### What needs to be done
Each record that follows should be repeated exactly, with no pictures carried over.

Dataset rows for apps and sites

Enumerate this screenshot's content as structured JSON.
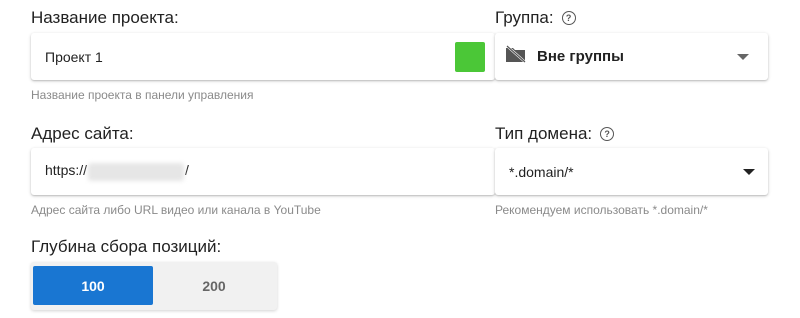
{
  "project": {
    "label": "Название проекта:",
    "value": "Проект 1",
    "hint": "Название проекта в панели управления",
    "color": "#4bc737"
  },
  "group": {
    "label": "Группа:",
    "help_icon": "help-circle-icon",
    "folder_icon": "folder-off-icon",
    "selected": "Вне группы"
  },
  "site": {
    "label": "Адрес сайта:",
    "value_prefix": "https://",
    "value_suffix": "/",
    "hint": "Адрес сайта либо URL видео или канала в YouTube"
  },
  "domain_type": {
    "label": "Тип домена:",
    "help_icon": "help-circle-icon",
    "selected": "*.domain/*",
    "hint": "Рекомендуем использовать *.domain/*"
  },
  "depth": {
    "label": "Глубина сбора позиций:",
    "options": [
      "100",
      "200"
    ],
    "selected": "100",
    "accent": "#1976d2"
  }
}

### Solution for this task
Enumerate this screenshot's content as structured JSON.
{
  "project": {
    "label": "Название проекта:",
    "value": "Проект 1",
    "hint": "Название проекта в панели управления",
    "color": "#4bc737"
  },
  "group": {
    "label": "Группа:",
    "help_icon": "help-circle-icon",
    "folder_icon": "folder-off-icon",
    "selected": "Вне группы"
  },
  "site": {
    "label": "Адрес сайта:",
    "value_prefix": "https://",
    "value_suffix": "/",
    "hint": "Адрес сайта либо URL видео или канала в YouTube"
  },
  "domain_type": {
    "label": "Тип домена:",
    "help_icon": "help-circle-icon",
    "selected": "*.domain/*",
    "hint": "Рекомендуем использовать *.domain/*"
  },
  "depth": {
    "label": "Глубина сбора позиций:",
    "options": [
      "100",
      "200"
    ],
    "selected": "100",
    "accent": "#1976d2"
  }
}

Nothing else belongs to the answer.